=== Begin Enclosure ===

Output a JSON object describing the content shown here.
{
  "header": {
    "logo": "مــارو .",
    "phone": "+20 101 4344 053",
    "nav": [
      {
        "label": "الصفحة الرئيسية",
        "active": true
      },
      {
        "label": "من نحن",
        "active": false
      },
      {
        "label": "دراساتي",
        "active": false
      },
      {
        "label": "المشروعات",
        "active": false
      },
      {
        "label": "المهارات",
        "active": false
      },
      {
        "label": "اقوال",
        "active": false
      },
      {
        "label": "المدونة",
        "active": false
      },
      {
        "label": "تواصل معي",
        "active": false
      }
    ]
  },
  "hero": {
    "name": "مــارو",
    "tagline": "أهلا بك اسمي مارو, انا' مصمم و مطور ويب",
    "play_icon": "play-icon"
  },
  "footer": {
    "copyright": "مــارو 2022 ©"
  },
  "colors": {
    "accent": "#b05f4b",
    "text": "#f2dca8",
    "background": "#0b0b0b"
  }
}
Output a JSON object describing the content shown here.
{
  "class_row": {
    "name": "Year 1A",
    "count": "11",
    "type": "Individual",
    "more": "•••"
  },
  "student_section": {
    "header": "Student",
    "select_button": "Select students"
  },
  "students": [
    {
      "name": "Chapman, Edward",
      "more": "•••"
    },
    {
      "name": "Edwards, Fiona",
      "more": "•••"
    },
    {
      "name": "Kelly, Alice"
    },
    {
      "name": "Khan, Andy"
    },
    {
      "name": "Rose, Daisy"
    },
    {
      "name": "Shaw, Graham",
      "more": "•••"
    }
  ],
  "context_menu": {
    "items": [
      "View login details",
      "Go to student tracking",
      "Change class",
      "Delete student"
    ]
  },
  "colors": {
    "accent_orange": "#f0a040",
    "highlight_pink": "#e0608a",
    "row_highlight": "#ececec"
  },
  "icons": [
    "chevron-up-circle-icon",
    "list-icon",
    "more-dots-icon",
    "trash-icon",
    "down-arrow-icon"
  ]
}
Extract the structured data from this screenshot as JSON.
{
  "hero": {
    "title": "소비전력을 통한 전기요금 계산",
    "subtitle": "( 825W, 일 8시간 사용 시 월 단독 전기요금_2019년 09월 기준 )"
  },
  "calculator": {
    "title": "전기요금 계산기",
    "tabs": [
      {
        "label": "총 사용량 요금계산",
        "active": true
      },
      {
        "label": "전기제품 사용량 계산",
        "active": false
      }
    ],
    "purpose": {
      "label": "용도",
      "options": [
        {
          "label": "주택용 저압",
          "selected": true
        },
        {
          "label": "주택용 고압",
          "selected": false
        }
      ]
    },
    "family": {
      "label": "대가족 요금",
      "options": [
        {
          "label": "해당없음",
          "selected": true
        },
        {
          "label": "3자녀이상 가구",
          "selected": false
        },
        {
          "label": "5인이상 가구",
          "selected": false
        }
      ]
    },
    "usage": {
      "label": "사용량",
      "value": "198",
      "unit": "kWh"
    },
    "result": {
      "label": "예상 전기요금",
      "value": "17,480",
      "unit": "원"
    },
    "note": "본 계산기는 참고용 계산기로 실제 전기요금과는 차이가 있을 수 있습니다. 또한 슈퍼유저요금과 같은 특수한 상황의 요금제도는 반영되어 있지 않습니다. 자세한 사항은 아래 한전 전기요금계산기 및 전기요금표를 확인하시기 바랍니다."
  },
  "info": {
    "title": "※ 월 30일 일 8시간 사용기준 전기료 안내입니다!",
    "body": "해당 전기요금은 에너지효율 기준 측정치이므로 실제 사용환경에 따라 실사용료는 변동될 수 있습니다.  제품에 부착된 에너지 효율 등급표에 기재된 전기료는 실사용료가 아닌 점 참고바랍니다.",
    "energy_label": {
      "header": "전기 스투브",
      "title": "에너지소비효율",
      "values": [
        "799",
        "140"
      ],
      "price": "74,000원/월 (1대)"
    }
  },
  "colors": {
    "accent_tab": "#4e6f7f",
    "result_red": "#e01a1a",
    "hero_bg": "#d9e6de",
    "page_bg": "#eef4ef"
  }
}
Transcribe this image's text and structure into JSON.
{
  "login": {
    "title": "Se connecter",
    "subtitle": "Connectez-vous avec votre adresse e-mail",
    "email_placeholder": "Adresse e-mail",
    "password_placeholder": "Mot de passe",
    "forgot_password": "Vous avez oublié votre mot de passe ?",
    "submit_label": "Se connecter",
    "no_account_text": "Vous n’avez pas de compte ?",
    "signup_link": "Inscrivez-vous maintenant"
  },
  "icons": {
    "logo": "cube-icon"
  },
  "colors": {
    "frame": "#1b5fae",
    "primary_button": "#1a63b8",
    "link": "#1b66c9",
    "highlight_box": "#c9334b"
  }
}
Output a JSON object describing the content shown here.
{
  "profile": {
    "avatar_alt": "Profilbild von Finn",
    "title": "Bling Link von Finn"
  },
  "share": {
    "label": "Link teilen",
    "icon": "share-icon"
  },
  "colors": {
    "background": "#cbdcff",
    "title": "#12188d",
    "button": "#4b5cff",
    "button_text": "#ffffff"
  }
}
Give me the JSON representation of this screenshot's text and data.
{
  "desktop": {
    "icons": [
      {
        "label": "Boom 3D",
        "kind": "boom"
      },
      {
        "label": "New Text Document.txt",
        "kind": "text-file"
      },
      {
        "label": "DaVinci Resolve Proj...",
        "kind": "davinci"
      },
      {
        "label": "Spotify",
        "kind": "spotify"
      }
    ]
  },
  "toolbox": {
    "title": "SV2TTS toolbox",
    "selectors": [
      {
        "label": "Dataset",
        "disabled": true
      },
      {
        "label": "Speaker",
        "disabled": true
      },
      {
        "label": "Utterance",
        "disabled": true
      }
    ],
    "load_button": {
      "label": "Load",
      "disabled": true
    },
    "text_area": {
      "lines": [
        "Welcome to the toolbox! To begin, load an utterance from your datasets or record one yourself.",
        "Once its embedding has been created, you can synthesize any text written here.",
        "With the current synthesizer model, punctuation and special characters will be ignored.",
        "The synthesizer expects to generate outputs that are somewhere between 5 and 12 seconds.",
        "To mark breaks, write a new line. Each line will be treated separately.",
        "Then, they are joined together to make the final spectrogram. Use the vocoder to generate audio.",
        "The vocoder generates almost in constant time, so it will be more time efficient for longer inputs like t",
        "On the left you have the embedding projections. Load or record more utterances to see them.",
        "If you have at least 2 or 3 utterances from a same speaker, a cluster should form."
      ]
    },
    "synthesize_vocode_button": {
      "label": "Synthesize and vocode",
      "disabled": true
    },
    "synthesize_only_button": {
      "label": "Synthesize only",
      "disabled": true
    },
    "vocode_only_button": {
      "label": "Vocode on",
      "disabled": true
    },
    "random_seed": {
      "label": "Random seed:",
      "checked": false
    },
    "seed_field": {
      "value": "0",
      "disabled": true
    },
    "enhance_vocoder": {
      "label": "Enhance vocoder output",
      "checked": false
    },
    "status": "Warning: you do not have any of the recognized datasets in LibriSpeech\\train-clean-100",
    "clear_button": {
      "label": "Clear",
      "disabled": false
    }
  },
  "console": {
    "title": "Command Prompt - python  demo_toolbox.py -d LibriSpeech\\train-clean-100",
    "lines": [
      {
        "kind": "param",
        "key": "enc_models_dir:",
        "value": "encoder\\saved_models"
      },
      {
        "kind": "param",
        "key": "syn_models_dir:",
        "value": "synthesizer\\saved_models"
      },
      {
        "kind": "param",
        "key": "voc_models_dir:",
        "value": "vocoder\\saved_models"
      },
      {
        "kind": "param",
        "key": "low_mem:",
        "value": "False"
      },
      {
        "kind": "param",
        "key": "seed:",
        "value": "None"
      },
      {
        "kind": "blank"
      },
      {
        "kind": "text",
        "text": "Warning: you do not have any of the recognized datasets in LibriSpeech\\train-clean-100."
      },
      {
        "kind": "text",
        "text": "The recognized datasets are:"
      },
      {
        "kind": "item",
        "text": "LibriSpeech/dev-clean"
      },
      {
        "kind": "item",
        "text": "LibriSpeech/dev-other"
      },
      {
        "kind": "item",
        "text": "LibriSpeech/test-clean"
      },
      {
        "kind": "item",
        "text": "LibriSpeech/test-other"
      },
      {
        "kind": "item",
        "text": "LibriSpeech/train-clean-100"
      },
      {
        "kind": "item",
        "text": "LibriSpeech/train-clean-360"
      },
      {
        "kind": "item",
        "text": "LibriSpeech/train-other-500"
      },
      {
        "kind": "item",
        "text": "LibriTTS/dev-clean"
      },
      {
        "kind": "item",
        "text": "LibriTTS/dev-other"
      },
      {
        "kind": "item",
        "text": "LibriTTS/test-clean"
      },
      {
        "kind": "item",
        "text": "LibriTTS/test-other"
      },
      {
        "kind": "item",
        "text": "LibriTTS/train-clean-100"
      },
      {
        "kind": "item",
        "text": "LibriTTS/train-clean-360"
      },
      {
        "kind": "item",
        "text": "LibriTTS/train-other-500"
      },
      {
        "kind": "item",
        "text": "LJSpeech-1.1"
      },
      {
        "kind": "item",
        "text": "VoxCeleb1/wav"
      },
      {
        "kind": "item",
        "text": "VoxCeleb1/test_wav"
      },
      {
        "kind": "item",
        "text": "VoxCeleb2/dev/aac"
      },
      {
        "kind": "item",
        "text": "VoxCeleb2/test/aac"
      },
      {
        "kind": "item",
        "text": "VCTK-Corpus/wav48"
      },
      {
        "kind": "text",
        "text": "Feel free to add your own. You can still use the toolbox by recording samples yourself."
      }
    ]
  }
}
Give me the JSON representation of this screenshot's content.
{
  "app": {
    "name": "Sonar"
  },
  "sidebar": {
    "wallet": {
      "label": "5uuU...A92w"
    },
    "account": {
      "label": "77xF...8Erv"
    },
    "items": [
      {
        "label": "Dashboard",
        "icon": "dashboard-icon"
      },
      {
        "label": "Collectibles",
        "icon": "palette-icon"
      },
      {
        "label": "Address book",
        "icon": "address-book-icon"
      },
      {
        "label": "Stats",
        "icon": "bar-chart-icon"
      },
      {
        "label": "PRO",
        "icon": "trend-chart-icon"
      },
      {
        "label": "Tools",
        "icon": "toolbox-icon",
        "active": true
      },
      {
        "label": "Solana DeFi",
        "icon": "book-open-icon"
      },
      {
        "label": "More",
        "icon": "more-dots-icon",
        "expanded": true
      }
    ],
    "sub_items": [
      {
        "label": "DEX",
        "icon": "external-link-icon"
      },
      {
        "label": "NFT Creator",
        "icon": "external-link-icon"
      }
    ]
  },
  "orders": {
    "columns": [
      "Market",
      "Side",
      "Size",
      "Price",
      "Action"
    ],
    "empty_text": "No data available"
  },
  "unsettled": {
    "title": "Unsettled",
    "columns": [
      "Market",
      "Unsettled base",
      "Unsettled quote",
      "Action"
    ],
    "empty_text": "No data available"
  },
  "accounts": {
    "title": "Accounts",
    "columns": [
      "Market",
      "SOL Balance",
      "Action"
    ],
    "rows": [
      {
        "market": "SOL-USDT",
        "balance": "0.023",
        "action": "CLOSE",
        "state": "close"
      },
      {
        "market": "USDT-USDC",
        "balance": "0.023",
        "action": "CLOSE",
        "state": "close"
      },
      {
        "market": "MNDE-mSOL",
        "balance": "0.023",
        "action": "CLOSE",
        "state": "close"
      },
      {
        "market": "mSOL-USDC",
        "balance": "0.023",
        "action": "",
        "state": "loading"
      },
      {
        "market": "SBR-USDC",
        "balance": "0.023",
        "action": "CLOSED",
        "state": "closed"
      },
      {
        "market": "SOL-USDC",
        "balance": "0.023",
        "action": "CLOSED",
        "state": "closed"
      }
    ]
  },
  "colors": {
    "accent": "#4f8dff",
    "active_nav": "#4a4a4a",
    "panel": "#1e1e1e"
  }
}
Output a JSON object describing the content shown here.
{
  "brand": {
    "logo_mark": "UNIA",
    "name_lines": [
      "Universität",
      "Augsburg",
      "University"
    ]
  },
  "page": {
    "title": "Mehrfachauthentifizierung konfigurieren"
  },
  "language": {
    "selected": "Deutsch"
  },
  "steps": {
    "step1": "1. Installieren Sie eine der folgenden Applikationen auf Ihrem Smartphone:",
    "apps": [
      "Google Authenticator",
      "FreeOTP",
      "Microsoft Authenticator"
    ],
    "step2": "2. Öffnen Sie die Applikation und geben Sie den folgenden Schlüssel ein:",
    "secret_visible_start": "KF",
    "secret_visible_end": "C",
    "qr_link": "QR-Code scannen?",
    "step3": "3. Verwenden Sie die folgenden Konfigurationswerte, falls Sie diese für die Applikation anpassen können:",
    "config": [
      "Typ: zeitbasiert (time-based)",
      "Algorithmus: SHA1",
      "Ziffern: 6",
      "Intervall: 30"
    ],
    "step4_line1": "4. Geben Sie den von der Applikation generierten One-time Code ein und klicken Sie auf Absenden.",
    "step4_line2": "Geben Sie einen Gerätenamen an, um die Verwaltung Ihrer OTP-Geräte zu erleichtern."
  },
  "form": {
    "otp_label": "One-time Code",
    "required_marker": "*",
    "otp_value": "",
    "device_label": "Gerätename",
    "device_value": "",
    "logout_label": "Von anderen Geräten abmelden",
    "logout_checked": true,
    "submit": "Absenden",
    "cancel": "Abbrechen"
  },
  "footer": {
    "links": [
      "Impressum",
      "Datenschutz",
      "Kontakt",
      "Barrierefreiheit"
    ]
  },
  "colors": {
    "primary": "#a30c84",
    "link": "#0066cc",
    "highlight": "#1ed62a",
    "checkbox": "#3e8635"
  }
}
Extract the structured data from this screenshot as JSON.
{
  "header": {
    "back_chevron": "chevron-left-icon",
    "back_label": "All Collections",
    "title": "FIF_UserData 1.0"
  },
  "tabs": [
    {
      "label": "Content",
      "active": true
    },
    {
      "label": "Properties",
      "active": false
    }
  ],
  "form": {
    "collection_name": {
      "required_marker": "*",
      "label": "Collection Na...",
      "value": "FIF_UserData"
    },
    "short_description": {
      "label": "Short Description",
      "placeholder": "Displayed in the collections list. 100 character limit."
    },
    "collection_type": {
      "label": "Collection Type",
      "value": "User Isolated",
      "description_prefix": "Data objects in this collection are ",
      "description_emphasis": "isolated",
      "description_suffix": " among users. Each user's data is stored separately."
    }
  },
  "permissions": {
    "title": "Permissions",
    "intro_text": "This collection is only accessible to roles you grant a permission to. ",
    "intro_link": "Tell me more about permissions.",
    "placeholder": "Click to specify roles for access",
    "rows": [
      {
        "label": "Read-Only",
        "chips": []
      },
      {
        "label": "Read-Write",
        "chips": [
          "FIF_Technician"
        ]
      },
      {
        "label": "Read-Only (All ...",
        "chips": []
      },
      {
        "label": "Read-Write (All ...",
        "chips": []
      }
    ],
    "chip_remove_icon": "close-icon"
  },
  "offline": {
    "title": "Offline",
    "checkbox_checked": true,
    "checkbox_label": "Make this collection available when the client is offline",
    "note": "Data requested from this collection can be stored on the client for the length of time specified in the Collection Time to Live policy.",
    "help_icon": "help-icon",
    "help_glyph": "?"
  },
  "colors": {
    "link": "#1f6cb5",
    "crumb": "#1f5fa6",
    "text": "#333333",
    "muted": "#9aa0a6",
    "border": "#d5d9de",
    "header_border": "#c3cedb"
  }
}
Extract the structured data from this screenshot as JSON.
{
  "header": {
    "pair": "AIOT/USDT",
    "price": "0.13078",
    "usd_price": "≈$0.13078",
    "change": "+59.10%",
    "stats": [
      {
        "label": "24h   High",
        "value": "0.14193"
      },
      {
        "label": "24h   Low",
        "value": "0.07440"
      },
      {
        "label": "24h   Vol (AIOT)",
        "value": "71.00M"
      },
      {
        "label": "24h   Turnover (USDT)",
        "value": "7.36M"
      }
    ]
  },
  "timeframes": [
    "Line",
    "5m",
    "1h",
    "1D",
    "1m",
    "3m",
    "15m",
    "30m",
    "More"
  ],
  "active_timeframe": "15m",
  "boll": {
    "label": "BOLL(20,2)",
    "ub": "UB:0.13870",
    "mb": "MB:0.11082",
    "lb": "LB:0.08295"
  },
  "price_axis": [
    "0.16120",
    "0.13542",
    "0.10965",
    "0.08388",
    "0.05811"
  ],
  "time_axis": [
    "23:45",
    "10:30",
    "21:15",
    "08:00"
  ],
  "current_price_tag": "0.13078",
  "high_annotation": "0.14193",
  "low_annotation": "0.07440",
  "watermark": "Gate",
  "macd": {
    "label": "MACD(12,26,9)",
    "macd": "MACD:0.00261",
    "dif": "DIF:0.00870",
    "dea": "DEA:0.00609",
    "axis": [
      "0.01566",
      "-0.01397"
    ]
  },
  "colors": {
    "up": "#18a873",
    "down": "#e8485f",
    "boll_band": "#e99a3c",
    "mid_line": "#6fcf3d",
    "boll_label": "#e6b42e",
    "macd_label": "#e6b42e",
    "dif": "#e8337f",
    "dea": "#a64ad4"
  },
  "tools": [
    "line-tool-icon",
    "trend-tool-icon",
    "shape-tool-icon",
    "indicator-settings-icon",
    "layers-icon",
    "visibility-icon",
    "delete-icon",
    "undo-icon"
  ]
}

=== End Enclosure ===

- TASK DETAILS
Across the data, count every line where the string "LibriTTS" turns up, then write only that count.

- TASK OUTPUT
7